** Aim of the exercise **
Copy out each line of the data below in which "icon" appears.

(Website and app data records)
* * * *

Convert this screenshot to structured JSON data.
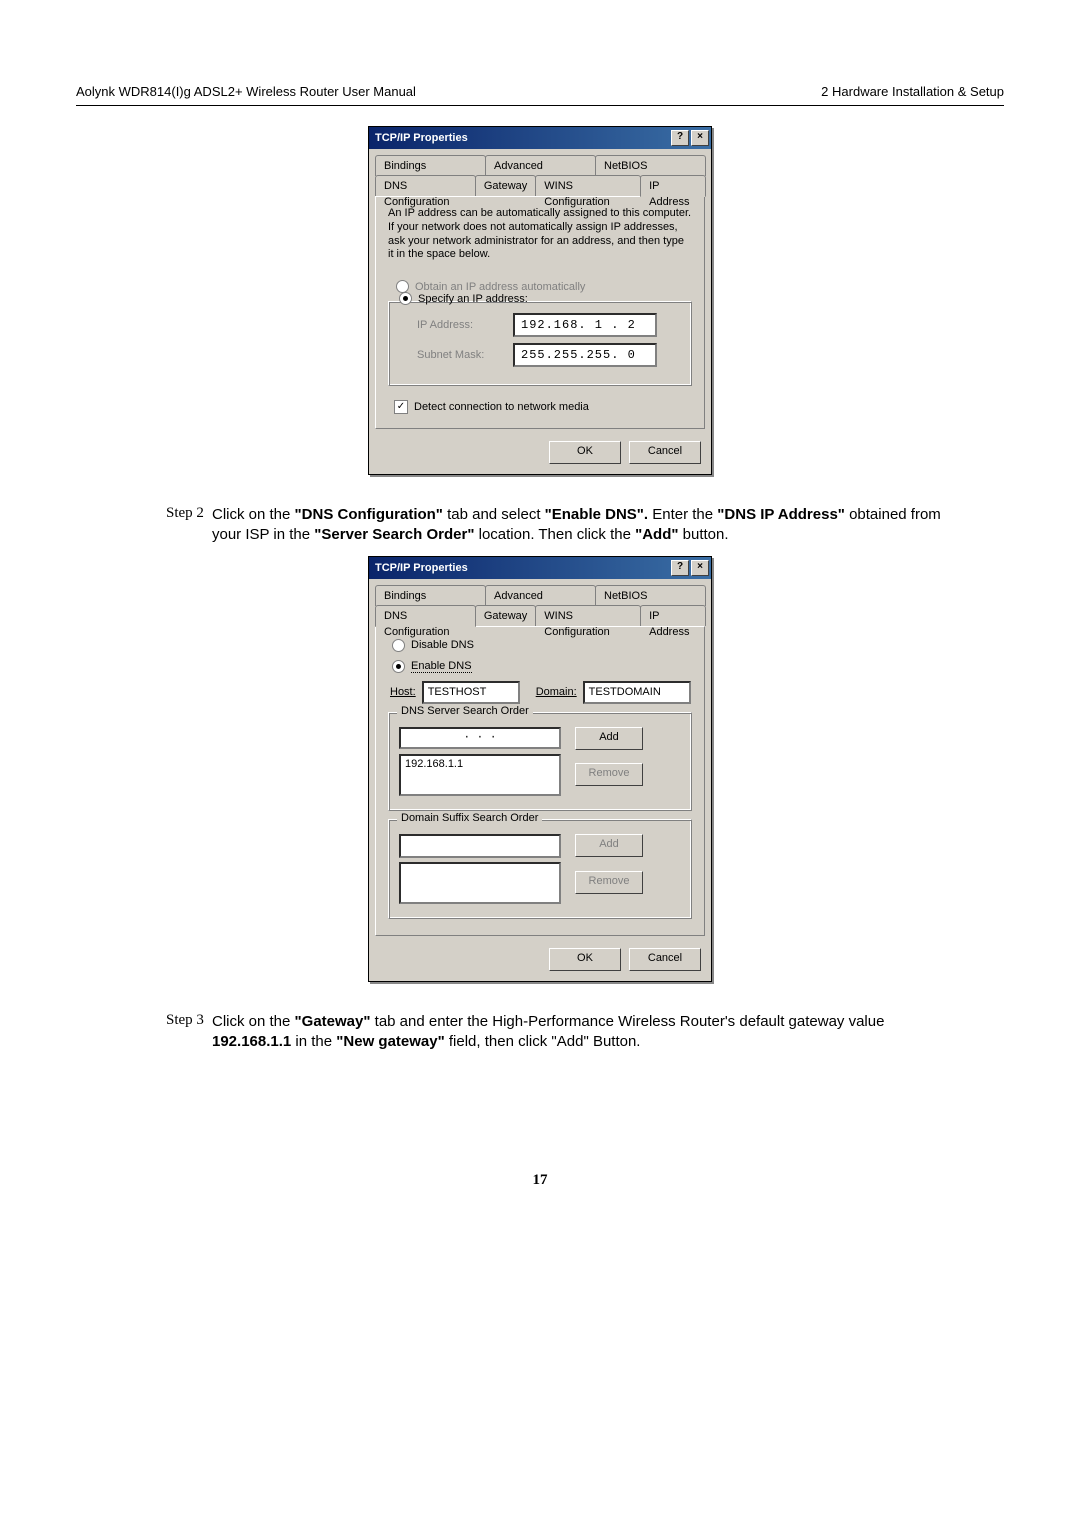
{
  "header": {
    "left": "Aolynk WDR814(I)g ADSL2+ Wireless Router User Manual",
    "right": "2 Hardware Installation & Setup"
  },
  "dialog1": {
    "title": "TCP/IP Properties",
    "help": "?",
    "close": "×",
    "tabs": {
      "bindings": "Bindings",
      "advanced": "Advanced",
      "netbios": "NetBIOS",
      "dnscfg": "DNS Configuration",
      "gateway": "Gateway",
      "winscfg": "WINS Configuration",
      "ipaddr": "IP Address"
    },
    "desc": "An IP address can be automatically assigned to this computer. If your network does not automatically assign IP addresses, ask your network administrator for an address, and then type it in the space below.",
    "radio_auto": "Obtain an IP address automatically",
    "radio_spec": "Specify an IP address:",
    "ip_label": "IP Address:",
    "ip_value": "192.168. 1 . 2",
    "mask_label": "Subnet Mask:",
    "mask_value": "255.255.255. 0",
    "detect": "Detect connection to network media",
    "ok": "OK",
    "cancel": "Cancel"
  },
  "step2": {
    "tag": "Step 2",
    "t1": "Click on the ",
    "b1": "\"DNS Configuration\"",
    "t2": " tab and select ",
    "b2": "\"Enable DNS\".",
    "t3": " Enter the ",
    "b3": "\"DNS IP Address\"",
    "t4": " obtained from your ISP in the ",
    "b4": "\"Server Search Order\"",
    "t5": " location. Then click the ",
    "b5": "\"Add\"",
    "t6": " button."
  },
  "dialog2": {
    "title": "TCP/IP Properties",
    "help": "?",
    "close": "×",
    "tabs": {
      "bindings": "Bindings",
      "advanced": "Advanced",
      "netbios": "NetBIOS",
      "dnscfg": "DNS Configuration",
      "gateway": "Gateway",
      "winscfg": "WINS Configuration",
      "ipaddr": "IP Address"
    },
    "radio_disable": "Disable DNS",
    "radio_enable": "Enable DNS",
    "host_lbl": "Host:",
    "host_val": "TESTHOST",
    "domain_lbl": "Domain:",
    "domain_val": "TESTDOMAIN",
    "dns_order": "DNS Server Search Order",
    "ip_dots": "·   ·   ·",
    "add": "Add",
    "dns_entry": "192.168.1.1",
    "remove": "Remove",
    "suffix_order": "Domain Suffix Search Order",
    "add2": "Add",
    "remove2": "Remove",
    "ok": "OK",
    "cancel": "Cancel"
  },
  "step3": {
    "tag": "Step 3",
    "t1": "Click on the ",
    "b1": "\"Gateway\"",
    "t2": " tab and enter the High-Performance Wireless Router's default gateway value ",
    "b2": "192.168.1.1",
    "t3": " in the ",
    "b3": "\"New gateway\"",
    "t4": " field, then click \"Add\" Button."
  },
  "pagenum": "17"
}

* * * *

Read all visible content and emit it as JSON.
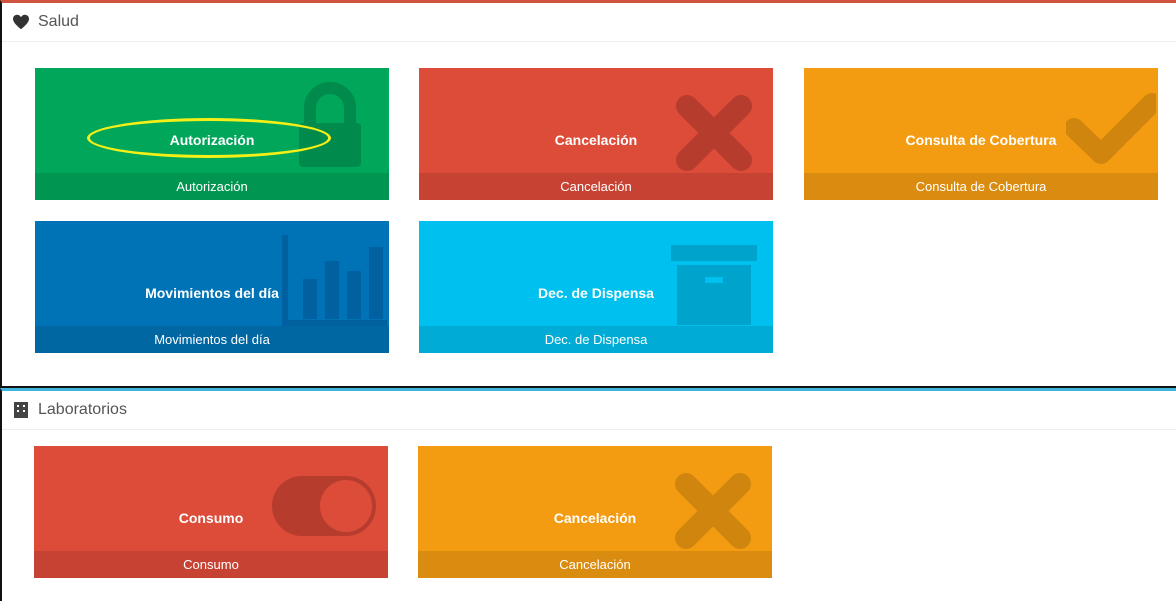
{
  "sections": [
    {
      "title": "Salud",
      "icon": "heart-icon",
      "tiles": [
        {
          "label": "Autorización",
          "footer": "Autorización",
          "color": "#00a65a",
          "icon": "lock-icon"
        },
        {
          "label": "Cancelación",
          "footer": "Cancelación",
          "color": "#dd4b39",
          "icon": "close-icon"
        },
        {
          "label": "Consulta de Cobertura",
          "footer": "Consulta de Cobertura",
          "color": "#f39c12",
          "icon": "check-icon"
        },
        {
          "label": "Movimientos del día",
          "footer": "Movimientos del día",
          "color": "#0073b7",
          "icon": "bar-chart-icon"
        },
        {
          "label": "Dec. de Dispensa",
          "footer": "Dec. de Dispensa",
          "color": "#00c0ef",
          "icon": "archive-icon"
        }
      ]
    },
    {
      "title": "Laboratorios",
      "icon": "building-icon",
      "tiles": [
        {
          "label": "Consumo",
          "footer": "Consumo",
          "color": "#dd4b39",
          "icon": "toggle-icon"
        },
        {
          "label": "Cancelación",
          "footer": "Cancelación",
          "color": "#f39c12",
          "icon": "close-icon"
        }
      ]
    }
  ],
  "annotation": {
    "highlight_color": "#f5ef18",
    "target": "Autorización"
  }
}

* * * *

** Task response **
      "icon": "heart-icon",
          "icon": "lock-icon"
          "icon": "close-icon"
          "icon": "check-icon"
          "icon": "bar-chart-icon"
          "icon": "archive-icon"
      "icon": "building-icon",
          "icon": "toggle-icon"
          "icon": "close-icon"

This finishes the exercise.